• **What to produce**: Select the lines below containing the word "icon".

Source data:
________________________

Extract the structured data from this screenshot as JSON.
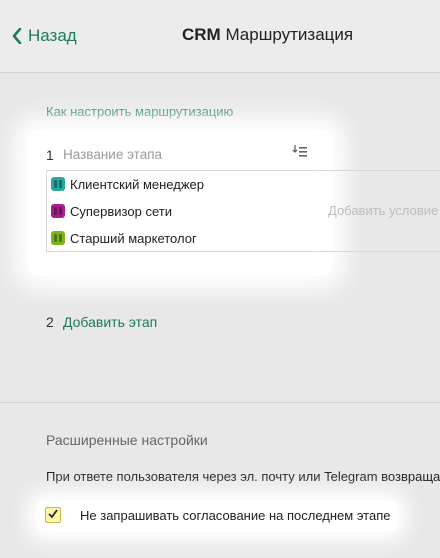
{
  "header": {
    "back_label": "Назад",
    "title_bold": "CRM",
    "title_rest": "Маршрутизация"
  },
  "help_link": "Как настроить маршрутизацию",
  "stage1": {
    "number": "1",
    "name_placeholder": "Название этапа",
    "roles": [
      {
        "label": "Клиентский менеджер",
        "color": "#2aa6a0"
      },
      {
        "label": "Супервизор сети",
        "color": "#a51f8c"
      },
      {
        "label": "Старший маркетолог",
        "color": "#7bb51e"
      }
    ],
    "add_condition": "Добавить условие"
  },
  "stage2": {
    "number": "2",
    "add_label": "Добавить этап"
  },
  "advanced": {
    "title": "Расширенные настройки",
    "reply_text": "При ответе пользователя через эл. почту или Telegram возвращать",
    "checkbox_label": "Не запрашивать согласование на последнем этапе",
    "checkbox_checked": true
  },
  "colors": {
    "accent": "#1e7a57",
    "checkbox_fill": "#fff3a6"
  }
}
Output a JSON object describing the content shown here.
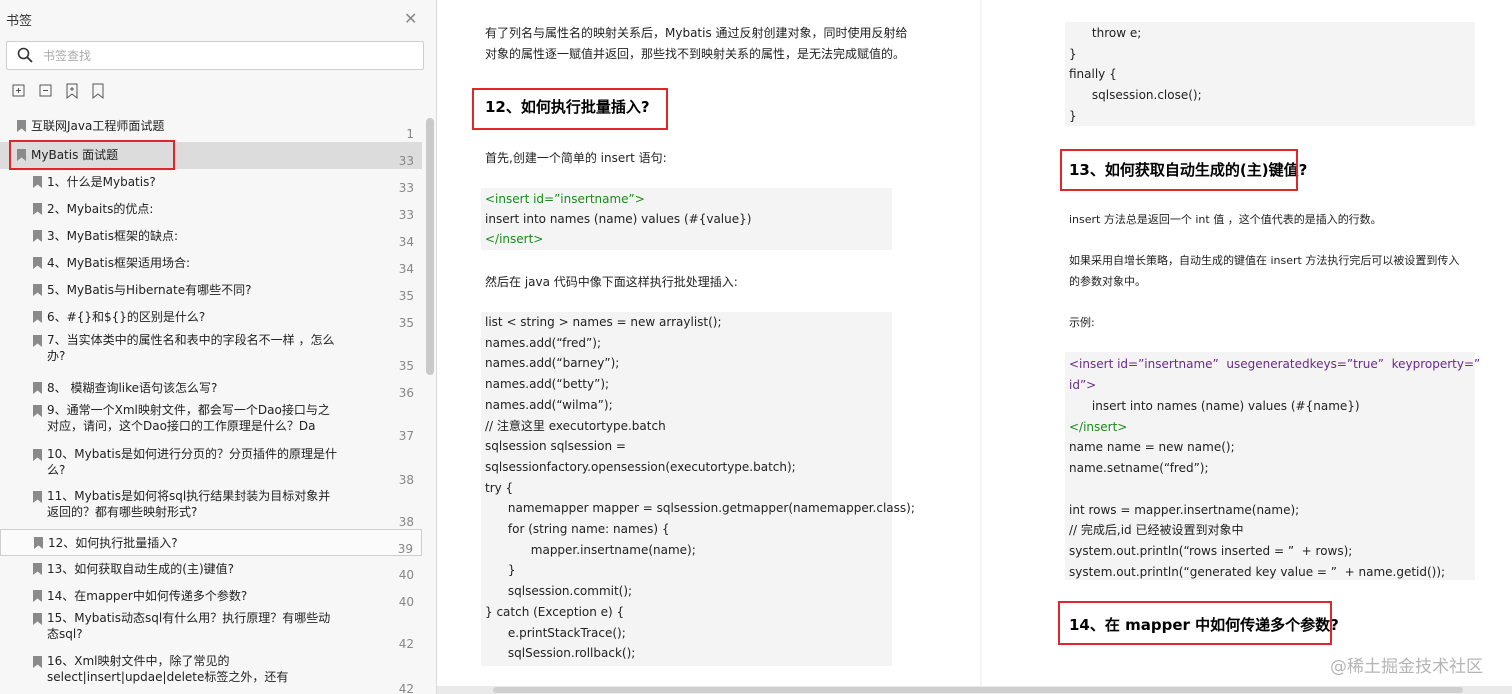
{
  "sidebar": {
    "title": "书签",
    "search_placeholder": "书签查找",
    "tools": [
      "expand-all-icon",
      "collapse-all-icon",
      "add-bookmark-icon",
      "bookmark-icon"
    ],
    "items": [
      {
        "label": "互联网Java工程师面试题",
        "page": "1"
      },
      {
        "label": "MyBatis 面试题",
        "page": "33"
      },
      {
        "label": "1、什么是Mybatis?",
        "page": "33"
      },
      {
        "label": "2、Mybaits的优点:",
        "page": "33"
      },
      {
        "label": "3、MyBatis框架的缺点:",
        "page": "34"
      },
      {
        "label": "4、MyBatis框架适用场合:",
        "page": "34"
      },
      {
        "label": "5、MyBatis与Hibernate有哪些不同?",
        "page": "35"
      },
      {
        "label": "6、#{}和${}的区别是什么?",
        "page": "35"
      },
      {
        "label": "7、当实体类中的属性名和表中的字段名不一样 ，怎么办?",
        "page": "35"
      },
      {
        "label": "8、 模糊查询like语句该怎么写?",
        "page": "36"
      },
      {
        "label": "9、通常一个Xml映射文件，都会写一个Dao接口与之对应，请问，这个Dao接口的工作原理是什么？Da",
        "page": "37"
      },
      {
        "label": "10、Mybatis是如何进行分页的？分页插件的原理是什么?",
        "page": "38"
      },
      {
        "label": "11、Mybatis是如何将sql执行结果封装为目标对象并返回的？都有哪些映射形式?",
        "page": "38"
      },
      {
        "label": "12、如何执行批量插入?",
        "page": "39"
      },
      {
        "label": "13、如何获取自动生成的(主)键值?",
        "page": "40"
      },
      {
        "label": "14、在mapper中如何传递多个参数?",
        "page": "40"
      },
      {
        "label": "15、Mybatis动态sql有什么用？执行原理？有哪些动态sql?",
        "page": "42"
      },
      {
        "label": "16、Xml映射文件中，除了常见的select|insert|updae|delete标签之外，还有",
        "page": "42"
      }
    ]
  },
  "page1": {
    "intro": [
      "有了列名与属性名的映射关系后，Mybatis 通过反射创建对象，同时使用反射给",
      "对象的属性逐一赋值并返回，那些找不到映射关系的属性，是无法完成赋值的。"
    ],
    "heading": "12、如何执行批量插入?",
    "p1": "首先,创建一个简单的 insert 语句:",
    "xml1": [
      "<insert id=”insertname”>",
      "insert into names (name) values (#{value})",
      "</insert>"
    ],
    "p2": "然后在 java 代码中像下面这样执行批处理插入:",
    "code": [
      "list < string > names = new arraylist();",
      "names.add(“fred”);",
      "names.add(“barney”);",
      "names.add(“betty”);",
      "names.add(“wilma”);",
      "// 注意这里 executortype.batch",
      "sqlsession sqlsession =",
      "sqlsessionfactory.opensession(executortype.batch);",
      "try {",
      "      namemapper mapper = sqlsession.getmapper(namemapper.class);",
      "      for (string name: names) {",
      "            mapper.insertname(name);",
      "      }",
      "      sqlsession.commit();",
      "} catch (Exception e) {",
      "      e.printStackTrace();",
      "      sqlSession.rollback();"
    ]
  },
  "page2": {
    "code_top": [
      "      throw e;",
      "}",
      "finally {",
      "      sqlsession.close();",
      "}"
    ],
    "heading13": "13、如何获取自动生成的(主)键值?",
    "p1": "insert 方法总是返回一个 int 值 ，这个值代表的是插入的行数。",
    "p2": [
      "如果采用自增长策略，自动生成的键值在  insert 方法执行完后可以被设置到传入",
      "的参数对象中。"
    ],
    "p3": "示例:",
    "xml_open": "<insert id=”insertname”  usegeneratedkeys=”true”  keyproperty=”",
    "xml_open2": "id”>",
    "code": [
      "      insert into names (name) values (#{name})",
      "</insert>",
      "name name = new name();",
      "name.setname(“fred”);",
      "",
      "int rows = mapper.insertname(name);",
      "// 完成后,id 已经被设置到对象中",
      "system.out.println(“rows inserted = ”  + rows);",
      "system.out.println(“generated key value = ”  + name.getid());"
    ],
    "heading14": "14、在 mapper 中如何传递多个参数?"
  },
  "watermark": "@稀土掘金技术社区"
}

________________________

• **Exercise solution**:
      "expand-all-icon",
      "collapse-all-icon",
      "add-bookmark-icon",
      "bookmark-icon"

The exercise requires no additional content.